Nissan using SABIC’s NORYL resin for terminal cover and spacer of LEAF battery pack to help reduce weight
J.D. Power survey finds declining customer satisfaction with run-flat or low-rolling-resistance tires

Suncor Energy cancels Voyageur oil sands upgrader project; acquires Total’s stake

Suncor Energy is not proceeding with the Voyageur bitumen upgrader project in the Canadian oil sands. The decision is the result of a joint strategic and economic review launched by Suncor and its joint venture partner Total E&P Canada Ltd in late 2012.

Following the decision not to proceed with the Voyageur project located in Northern Alberta, Total reached an agreement to sell its entire 49% interest in the Voyageur Upgrader Limited Partnership to Suncor Energy Inc, which owns the remaining 51%, for $515 million. The transfer of interest for cash is effective immediately.

The oil market environment in the North America has changed significantly, Total notes. The emergence of an abundance of light oil and condensates produced in the region will increase tremendously the supply of diluents for mining projects and consequently impact upgrader projects in the area. Following a thorough review of its assets shared with Suncor Energy Inc in Canada, Total concluded that the investment in the Voyageur project was no longer justified from a strategic and economic point of view.

Since 2010, market conditions have changed significantly, challenging the economics of the Voyageur upgrader project. That’s why we undertook a thorough review of the project to determine whether it met our criteria for long-term, profitable growth. This decision is in line with our commitment to capital discipline and our stated plan to allocate capital with priority given to developing higher-return growth projects and accelerating the return of cash to shareholders through dividends and share buybacks.

—Steve Williams, Suncor president and CEO

As a result of not proceeding with the Voyageur upgrader project, Suncor expects to incur a charge to first quarter 2013 net income and cash flow from operations of approximately $140 million and $180 million respectively.

As a consequence of the sale of its stake, and taking into account all past investments, Total will reflect a net loss of $1.65 billion in the intermediate consolidated financial statements for the first quarter of 2013. With this decision, Total will also save more than $5 billion of investment in the next 5 years.

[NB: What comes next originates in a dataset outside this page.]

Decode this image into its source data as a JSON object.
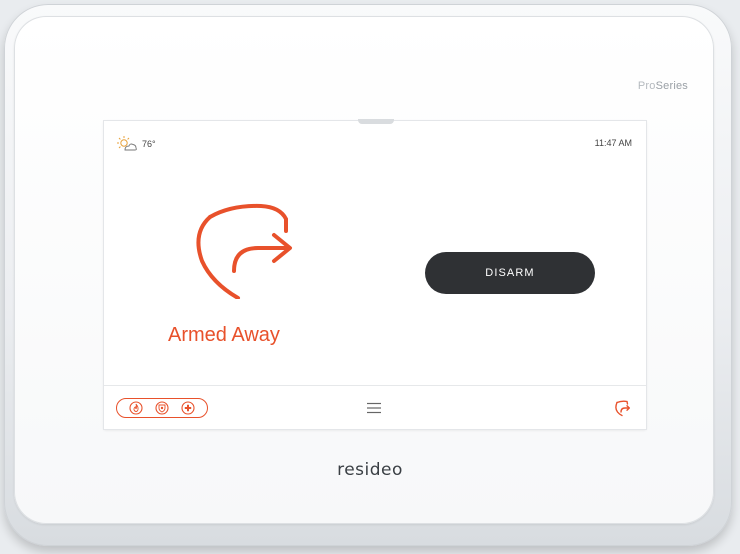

The satisfaction of our strict investment criteria is essential to launch a project and to optimize our portfolio. The Fort Hills and Joslyn mining projects are not impacted by the decision to withdraw from the Voyageur project, and Total remains totally committed to playing a significant role in Canada’s future oil sands development.

—Yves-Louis Darricarrère, President Upstream at Total

Total E&P Canada is operator of the Joslyn project, with a 38.25% interest, currently in the engineering review phase. Total also owns a 39.2% interest in the Fort Hills oil sands mining project operated by Suncor Energy. The final investment decision for Fort Hills is expected within the late 2013 timeframe.

Total possesses a 50% interest in the Surmont SAGD (Steam Assisted Gravity Drainage) project operated by ConocoPhillips Canada. Phase 1 production currently averages 26,000 barrels of bitumen per day, with Phase 2 currently under construction to reach an eventual production plateau of approximately 130,000 barrels of bitumen per day from 2015 onwards. Additional development phases are under study.

Total also owns 50% and is operator of the Northern Lights Project with partner Sinopec.

Comments

HarveyD

Does this mean that the future of Crude Oil is being questioned or will it be shipped as is (or diluted) to Asia and East Coast?

Verify your Comment

Previewing your Comment

This is only a preview. Your comment has not yet been posted.

Working...
Your comment could not be posted. Error type:
Your comment has been posted. Post another comment

The letters and numbers you entered did not match the image. Please try again.

As a final step before posting your comment, enter the letters and numbers you see in the image below. This prevents automated programs from posting comments.

Having trouble reading this image? View an alternate.

Working...

Post a comment

Your Information

(Name is required. Email address will not be displayed with the comment.)